Anterior Lumbar interbody fusion is a procedure where a portion of the disc material is removed, then the adjoining vertebrae are fused to provide stability. The procedure is indicated for the treatment of lower lumbar degenerative disc disease causing low back pain and sciatica. The procedure may be combined with pedicle screw fixation (Sextant 5.0) if there is spinal instability associated with degenerative disc disease.

The spine is accessed through an incision in the abdomen, and the disc material removed. The vertebrae are then fused with an implant, usually an INFUSE® Bone Graft and LT-CAGE® Lumbar Tapered Fusion Device. The INFUSE® Bone Graft is recombinant human bone morphogenetic protein – a substitute for the patient’s own bone material, which would otherwise be taken from the hip.

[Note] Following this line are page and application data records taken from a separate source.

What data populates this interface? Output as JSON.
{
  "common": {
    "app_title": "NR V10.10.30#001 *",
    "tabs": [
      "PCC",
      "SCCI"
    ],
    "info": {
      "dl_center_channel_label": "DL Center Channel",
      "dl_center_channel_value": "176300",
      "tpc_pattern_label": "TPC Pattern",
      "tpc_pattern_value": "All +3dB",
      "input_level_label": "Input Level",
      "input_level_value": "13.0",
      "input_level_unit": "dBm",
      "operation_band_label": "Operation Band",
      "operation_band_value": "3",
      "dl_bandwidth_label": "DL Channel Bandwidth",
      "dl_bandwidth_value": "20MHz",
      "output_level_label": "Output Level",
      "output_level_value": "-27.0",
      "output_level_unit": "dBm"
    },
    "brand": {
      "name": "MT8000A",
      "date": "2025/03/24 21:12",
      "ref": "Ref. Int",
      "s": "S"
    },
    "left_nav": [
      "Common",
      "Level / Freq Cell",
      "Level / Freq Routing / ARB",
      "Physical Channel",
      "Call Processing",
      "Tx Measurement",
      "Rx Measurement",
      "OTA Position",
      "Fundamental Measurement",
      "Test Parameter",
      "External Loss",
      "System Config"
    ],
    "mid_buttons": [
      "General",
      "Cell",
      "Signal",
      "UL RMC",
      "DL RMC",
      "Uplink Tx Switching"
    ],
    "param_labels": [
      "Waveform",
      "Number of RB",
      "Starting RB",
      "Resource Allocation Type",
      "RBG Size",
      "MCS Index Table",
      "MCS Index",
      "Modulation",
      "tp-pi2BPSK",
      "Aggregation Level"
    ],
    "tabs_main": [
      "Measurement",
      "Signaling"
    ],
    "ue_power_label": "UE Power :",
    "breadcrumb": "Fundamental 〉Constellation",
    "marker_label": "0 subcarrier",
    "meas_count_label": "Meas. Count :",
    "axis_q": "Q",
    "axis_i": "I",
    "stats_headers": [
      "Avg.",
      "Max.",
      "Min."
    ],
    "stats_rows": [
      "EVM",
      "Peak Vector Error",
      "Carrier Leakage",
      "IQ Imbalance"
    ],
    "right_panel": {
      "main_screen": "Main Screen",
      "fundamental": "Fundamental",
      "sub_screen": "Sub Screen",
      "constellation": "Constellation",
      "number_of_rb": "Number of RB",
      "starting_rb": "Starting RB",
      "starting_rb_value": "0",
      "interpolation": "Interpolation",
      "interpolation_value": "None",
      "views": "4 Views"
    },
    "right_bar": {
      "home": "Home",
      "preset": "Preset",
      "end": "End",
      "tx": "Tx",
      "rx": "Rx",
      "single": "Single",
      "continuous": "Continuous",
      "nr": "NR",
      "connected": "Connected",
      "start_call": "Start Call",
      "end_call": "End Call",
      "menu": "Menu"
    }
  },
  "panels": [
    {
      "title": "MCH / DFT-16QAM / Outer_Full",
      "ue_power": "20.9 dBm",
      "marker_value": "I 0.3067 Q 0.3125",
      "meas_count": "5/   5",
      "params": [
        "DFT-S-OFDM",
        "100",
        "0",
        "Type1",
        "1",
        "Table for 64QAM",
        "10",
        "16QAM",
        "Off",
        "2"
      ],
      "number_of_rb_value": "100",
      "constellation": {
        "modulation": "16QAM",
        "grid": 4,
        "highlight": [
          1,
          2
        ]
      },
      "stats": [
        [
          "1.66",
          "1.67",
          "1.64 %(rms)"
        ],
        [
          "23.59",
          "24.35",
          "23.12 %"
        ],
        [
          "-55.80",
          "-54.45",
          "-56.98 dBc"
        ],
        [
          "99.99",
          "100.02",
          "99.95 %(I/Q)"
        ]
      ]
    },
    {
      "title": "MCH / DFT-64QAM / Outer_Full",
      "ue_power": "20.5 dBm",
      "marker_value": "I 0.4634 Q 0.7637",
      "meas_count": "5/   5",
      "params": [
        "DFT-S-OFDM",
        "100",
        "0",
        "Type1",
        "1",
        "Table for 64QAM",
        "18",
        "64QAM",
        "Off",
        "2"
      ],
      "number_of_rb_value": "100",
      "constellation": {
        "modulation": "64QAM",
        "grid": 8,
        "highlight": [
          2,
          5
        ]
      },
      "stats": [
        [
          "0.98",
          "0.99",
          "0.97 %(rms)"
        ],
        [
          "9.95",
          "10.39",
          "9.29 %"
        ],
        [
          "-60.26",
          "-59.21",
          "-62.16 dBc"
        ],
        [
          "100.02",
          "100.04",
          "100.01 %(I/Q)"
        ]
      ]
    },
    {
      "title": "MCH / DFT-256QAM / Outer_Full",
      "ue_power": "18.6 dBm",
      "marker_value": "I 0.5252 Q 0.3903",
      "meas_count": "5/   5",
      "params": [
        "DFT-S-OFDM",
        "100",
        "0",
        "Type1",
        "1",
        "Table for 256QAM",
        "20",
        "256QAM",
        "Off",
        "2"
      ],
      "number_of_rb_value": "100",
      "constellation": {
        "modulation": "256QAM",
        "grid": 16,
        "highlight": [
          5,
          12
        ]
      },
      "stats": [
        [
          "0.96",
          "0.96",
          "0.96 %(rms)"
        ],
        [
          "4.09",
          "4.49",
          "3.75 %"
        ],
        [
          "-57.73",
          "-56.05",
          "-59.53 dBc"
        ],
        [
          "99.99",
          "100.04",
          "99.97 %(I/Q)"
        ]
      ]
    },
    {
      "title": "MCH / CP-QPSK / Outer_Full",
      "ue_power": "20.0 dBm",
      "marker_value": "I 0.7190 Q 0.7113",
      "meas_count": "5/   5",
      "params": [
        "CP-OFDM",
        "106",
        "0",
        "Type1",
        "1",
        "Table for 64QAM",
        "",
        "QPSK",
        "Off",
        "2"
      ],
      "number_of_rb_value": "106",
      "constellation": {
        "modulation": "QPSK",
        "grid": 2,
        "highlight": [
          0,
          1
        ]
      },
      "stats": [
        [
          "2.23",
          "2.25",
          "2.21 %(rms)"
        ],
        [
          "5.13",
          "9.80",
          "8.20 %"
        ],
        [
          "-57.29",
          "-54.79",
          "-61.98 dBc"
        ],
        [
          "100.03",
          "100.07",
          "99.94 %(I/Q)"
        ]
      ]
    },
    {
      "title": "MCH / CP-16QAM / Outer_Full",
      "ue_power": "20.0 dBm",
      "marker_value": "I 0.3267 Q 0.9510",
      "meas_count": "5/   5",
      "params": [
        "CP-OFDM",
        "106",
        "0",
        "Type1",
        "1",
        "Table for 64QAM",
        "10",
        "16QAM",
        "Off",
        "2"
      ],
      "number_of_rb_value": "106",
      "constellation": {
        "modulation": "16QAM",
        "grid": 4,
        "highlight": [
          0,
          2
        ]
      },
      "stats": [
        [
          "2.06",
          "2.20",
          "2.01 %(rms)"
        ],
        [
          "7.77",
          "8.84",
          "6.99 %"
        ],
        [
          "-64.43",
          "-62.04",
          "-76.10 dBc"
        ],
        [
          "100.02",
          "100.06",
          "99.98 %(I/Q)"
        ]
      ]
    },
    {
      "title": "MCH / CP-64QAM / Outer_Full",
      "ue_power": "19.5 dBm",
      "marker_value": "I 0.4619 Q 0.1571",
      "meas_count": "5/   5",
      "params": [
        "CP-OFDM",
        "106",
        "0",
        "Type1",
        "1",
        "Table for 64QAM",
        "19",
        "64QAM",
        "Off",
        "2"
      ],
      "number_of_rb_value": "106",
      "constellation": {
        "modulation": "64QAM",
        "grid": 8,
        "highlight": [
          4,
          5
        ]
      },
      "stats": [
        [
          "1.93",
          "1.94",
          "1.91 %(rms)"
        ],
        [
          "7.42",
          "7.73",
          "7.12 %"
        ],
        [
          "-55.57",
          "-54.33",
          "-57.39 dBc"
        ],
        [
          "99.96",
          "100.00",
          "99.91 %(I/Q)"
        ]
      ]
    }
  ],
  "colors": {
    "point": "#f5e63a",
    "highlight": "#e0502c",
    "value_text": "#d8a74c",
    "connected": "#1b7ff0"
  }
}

Although recovery time is very much dependent upon individual health and circumstances, patients are generally up and walking in the hospital by the end of the first day after surgery, with a typical inpatient stay of 1-2 days.